A bowling ball rolls into a stationary bowling pin, which is much lighter than the ball.
During the collision, is the force exerted by the ball on the pin greater than,
less than, or equal to the force exerted by the pin on the ball?
According to Newton’s 3
law, the forces are equal.
During the collision, is the bowling ball’s change in speed greater than, less
than, or equal to the pin’s change in speed?
The pin’s change in speed is greater.
Since the forces are equal
and the pin has a smaller mass, it must have a larger
By definition, then, it has a larger change in speed.
During the collision, is the bowling ball’s change in momentum greater than,
less than, or equal to the pin’s change in momentum?
The ball’s change in momentum is equal to the pin’s change in
According to conservation of momentum, the total
momentum of the system
does not change
during the collision.
the momentum of the pin must change by an equal and oppositely
directed amount as the momentum of the ball.
A student makes the following argument about part (C):
In the collision, the pin’s momentum changes more than the ball’s momentum,
because the ball’s motion hardly changes, while the pin’s motion changes a

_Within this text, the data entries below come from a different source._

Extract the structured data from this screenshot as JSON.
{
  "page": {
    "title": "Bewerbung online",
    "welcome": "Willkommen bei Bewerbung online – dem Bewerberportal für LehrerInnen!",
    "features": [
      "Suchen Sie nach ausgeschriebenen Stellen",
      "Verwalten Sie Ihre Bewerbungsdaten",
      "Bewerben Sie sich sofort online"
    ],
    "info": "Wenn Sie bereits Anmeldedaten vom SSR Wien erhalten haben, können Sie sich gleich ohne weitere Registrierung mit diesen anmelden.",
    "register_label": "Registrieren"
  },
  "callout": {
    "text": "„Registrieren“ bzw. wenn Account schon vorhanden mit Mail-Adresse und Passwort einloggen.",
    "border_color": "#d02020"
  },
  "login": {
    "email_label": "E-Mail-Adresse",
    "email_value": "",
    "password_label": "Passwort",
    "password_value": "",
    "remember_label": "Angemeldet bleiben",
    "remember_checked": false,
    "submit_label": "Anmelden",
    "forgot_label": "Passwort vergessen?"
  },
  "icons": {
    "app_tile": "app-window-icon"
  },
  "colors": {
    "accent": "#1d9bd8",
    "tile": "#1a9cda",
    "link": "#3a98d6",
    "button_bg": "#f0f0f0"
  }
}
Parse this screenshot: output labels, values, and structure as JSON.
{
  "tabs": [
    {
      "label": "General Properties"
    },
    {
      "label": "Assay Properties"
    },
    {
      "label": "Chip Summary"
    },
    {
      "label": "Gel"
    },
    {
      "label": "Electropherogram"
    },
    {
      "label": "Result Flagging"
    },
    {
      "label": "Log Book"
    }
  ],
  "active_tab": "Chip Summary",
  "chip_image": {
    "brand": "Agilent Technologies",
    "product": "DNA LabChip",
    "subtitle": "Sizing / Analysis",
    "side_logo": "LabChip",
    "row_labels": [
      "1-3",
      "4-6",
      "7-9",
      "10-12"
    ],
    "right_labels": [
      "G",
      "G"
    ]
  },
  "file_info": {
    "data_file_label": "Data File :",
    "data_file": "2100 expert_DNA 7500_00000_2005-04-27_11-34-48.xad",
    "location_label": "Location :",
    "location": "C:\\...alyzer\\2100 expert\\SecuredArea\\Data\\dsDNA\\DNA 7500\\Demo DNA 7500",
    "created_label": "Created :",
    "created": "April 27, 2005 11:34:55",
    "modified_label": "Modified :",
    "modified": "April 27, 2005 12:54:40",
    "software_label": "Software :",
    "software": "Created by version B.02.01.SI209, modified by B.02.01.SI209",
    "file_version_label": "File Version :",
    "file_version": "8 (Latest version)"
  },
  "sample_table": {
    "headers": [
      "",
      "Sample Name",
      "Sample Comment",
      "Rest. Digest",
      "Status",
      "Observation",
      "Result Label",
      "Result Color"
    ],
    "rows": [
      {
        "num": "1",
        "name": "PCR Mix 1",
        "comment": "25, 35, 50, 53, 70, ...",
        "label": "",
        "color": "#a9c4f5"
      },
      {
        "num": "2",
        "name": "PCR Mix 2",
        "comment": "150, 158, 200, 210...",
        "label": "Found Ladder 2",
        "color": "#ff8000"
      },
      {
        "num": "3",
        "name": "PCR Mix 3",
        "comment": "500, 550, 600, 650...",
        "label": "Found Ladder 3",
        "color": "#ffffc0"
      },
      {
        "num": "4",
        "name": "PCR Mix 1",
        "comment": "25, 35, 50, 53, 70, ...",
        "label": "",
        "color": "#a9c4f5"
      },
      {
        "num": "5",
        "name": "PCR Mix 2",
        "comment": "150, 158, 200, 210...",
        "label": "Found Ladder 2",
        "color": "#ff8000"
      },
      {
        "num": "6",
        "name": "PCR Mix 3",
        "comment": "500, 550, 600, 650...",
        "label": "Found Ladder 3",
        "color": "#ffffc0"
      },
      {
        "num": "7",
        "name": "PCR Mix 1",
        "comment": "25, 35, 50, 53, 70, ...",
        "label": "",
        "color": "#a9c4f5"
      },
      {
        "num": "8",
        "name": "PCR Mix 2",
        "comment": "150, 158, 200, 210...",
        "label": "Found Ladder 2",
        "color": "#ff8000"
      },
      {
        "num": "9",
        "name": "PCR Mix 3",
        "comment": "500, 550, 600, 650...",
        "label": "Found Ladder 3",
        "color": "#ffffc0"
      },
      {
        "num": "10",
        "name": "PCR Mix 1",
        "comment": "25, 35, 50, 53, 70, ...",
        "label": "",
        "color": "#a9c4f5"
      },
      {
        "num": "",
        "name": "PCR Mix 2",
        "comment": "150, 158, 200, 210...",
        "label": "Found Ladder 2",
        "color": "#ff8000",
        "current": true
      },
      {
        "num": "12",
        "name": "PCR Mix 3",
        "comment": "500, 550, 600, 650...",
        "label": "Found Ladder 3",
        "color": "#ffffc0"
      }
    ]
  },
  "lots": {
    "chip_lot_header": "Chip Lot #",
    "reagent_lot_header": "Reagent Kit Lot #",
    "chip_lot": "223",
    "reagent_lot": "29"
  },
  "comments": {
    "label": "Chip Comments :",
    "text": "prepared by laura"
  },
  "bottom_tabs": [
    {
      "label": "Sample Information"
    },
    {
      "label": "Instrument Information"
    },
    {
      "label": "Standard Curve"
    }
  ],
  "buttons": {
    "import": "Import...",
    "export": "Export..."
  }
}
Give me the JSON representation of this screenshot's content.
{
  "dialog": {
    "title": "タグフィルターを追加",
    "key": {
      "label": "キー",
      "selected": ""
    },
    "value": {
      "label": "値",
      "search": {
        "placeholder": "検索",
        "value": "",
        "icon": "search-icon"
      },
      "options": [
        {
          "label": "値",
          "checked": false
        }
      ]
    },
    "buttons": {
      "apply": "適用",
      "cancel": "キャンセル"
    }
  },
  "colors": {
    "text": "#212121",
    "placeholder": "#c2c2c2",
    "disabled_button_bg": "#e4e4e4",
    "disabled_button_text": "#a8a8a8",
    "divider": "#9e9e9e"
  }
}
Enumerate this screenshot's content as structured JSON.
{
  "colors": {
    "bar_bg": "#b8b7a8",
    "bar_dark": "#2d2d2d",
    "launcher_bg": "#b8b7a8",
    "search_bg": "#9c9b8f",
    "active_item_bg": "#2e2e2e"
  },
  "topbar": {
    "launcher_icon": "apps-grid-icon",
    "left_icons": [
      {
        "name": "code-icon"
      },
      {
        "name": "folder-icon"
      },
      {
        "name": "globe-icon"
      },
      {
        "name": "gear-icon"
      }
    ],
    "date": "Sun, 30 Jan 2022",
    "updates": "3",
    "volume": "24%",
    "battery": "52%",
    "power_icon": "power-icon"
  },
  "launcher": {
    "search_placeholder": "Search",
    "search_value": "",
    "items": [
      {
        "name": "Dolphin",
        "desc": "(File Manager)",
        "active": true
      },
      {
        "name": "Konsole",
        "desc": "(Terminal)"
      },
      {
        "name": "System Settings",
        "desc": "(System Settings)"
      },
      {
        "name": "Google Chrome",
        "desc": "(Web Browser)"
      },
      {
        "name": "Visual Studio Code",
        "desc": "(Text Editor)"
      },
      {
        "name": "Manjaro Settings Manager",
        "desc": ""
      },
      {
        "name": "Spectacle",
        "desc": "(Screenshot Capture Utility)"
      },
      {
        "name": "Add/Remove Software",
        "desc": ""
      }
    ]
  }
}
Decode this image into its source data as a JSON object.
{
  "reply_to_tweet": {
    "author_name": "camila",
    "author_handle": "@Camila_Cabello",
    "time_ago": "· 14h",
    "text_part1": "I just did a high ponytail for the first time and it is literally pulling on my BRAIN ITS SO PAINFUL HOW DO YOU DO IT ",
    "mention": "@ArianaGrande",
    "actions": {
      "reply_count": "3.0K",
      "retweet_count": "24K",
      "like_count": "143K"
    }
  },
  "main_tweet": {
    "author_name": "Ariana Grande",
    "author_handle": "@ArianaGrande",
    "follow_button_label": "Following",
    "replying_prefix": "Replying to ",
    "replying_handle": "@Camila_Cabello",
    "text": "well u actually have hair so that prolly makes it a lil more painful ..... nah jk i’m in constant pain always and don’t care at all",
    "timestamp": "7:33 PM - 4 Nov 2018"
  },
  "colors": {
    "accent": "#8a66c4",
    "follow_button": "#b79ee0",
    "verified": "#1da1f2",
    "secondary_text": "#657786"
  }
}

lot; it bounces off the ball really fast.
How could you help this student reconcile his intuitive ideas about the
“changes in motion” with the fact that the ball’s momentum and the pin’s
momentum change by the same amount?
In terms of the Impulse-Momentum theorem and conservation of
momentum, which is an alternate statement of Newton’s 3
we know that the force on the bowling ball is equal and opposite
to the force on the pin during the interaction, but because the pin
has a much smaller mass, it will feel a larger
of that force
(acceleration) than the ball.
Because the time of the collision is
the same for both the ball and the pin, the pin’s larger
t) means it will undergo a larger change in
velocity during that time than the ball.